Getting the correct sail plan for the weather is one of a skipper's biggest conundrums; get it correct and you sail faster than everyone else, with boat speed making tactical decisions much easier. Get it wrong and you’re slowed, either by not having enough sail up so you’re under powered, or too much sail making the boat hard to control and steering in the right direction impossible. When we throw spinnakers into the mix, the jeopardy increases as having one of our wondrously fickle sails up in too much wind can end up destroying a sail... as the avid blog readers will know.
Along with several others in the fleet, we made this common mistake earlier on in the leg and now face the difficult choice of what to do when the desired sail is the one you don’t have. Do you be conservative and stay underpowered until the wind gets safely in to the range of the bigger spinnaker, or take the risk and push your next sail down to its limit in the search for speed, knowing that an unexpected increase in the wind or a mistake on the helm could mean a second sail to repair in port and one less to fly in the remaining days. This choice has been running around my head for the past 48 hours: To kite or not to kite?

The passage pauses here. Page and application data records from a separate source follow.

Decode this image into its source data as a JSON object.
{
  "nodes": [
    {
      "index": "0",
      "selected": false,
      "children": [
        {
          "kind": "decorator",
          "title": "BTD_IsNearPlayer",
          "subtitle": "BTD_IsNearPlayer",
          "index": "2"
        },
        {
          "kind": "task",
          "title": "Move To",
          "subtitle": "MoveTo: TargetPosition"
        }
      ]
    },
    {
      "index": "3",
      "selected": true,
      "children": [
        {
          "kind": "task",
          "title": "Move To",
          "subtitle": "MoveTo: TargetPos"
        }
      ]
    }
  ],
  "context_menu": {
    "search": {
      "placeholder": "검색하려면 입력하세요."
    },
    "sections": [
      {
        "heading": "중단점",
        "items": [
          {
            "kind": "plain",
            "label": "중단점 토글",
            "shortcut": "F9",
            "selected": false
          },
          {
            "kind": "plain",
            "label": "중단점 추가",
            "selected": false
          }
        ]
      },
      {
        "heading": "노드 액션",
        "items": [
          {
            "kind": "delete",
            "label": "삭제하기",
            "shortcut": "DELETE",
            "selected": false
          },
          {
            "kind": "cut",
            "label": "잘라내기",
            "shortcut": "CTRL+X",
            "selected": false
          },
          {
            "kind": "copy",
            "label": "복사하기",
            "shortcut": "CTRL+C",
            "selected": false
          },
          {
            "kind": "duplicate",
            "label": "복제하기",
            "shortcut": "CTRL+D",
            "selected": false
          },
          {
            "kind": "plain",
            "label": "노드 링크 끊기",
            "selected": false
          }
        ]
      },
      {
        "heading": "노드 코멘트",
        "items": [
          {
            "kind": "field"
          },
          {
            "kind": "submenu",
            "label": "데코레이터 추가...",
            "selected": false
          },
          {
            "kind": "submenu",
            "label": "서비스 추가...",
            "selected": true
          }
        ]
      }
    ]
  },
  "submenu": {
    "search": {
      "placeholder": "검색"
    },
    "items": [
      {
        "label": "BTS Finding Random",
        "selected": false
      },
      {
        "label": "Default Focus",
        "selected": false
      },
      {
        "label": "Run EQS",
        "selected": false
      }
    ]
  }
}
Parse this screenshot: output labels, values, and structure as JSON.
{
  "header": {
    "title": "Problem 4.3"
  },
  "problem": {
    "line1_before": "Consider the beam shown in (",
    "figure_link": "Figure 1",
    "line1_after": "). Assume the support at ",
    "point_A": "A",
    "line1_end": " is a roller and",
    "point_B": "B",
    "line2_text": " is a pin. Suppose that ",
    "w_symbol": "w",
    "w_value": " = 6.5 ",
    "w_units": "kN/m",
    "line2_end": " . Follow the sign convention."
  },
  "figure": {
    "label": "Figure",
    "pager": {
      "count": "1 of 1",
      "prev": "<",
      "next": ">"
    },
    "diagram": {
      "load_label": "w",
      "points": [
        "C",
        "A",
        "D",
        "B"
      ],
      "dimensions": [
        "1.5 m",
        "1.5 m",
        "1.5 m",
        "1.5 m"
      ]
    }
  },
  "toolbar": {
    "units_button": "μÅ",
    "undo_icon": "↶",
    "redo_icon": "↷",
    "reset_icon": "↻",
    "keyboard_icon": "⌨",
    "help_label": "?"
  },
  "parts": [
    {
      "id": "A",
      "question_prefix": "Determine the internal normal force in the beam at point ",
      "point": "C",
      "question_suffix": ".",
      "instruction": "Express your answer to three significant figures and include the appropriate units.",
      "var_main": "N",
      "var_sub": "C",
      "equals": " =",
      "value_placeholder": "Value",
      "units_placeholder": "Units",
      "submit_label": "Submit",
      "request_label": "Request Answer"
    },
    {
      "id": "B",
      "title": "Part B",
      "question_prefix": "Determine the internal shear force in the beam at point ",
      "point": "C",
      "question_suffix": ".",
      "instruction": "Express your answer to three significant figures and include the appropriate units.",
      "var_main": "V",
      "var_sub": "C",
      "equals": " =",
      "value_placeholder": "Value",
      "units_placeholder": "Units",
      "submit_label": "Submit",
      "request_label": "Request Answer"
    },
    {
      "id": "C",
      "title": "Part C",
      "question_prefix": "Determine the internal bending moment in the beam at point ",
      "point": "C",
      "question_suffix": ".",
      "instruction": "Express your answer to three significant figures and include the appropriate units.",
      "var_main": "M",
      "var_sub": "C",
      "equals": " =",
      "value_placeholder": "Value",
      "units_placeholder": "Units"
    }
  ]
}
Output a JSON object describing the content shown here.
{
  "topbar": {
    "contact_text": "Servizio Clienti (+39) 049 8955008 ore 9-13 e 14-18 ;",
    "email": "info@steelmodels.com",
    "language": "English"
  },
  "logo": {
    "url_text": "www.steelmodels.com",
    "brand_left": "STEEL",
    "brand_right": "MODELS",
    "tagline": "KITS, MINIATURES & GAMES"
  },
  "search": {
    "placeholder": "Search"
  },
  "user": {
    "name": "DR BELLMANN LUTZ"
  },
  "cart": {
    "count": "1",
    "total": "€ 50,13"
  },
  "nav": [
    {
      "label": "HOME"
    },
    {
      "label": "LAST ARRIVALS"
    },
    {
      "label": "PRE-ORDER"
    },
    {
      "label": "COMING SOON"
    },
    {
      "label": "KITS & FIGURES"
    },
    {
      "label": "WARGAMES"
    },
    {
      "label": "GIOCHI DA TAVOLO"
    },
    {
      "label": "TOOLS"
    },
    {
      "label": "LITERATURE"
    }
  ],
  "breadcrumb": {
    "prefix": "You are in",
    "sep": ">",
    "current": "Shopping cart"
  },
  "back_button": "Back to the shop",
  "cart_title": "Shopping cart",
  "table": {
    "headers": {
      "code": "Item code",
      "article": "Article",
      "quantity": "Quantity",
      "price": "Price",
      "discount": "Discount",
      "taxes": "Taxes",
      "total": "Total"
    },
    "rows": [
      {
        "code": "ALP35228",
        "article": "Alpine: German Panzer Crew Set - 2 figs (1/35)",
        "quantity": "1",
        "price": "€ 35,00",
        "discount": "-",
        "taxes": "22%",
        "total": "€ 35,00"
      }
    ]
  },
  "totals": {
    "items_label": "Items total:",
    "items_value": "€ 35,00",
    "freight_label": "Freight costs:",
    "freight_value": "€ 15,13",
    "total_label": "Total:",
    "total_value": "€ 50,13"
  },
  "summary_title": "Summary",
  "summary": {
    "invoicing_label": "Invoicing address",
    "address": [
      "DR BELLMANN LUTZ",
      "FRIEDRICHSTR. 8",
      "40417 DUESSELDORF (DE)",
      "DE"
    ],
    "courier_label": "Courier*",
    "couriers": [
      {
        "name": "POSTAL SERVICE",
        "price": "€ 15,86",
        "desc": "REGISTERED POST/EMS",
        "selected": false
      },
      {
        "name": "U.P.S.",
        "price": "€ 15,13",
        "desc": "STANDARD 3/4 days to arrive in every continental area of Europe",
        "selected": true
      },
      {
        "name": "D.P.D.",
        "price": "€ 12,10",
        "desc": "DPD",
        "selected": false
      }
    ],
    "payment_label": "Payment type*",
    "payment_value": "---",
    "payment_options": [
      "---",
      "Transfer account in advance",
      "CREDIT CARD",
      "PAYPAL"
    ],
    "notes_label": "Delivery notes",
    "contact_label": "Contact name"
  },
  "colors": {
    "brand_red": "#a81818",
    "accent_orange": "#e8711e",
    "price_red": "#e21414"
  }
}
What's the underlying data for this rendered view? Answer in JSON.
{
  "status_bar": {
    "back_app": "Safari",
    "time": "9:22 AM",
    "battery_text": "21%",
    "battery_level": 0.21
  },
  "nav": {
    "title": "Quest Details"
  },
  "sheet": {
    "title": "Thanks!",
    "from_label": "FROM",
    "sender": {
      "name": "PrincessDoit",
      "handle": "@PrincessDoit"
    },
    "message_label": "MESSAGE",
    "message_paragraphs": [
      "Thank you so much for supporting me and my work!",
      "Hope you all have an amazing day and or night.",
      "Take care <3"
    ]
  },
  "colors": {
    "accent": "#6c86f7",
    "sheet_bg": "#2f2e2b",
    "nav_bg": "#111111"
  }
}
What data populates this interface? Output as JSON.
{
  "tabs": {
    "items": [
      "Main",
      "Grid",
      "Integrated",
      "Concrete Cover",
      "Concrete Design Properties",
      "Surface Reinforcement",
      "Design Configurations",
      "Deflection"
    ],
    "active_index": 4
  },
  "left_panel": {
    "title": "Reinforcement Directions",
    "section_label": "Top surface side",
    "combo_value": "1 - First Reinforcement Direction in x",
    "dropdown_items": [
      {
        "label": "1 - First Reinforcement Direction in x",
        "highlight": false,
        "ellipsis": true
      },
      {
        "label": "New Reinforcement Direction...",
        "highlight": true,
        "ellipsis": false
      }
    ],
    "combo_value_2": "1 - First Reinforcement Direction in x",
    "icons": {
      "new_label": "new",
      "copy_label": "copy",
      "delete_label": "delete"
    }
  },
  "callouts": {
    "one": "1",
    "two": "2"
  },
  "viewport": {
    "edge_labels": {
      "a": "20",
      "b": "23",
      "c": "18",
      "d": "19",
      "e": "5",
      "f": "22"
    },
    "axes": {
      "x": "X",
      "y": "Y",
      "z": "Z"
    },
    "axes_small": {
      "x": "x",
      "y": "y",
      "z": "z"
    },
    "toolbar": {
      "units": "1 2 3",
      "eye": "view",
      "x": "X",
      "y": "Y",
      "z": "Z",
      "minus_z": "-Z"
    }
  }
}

With the wind helpfully sitting just on the upper limit of our Code 2, and the rest of the fleet also pushing for the finish, meaning the six-hour position updates are the only thing providing insight in to how hard the rest of the fleet are pushing. Looking at their average speeds, Laura and I play a guessing game in the nav as to what we think their sail pans are, if it matches ours or not, and how our speeds match with the fleet.
Dan, Laura and UNICEF crew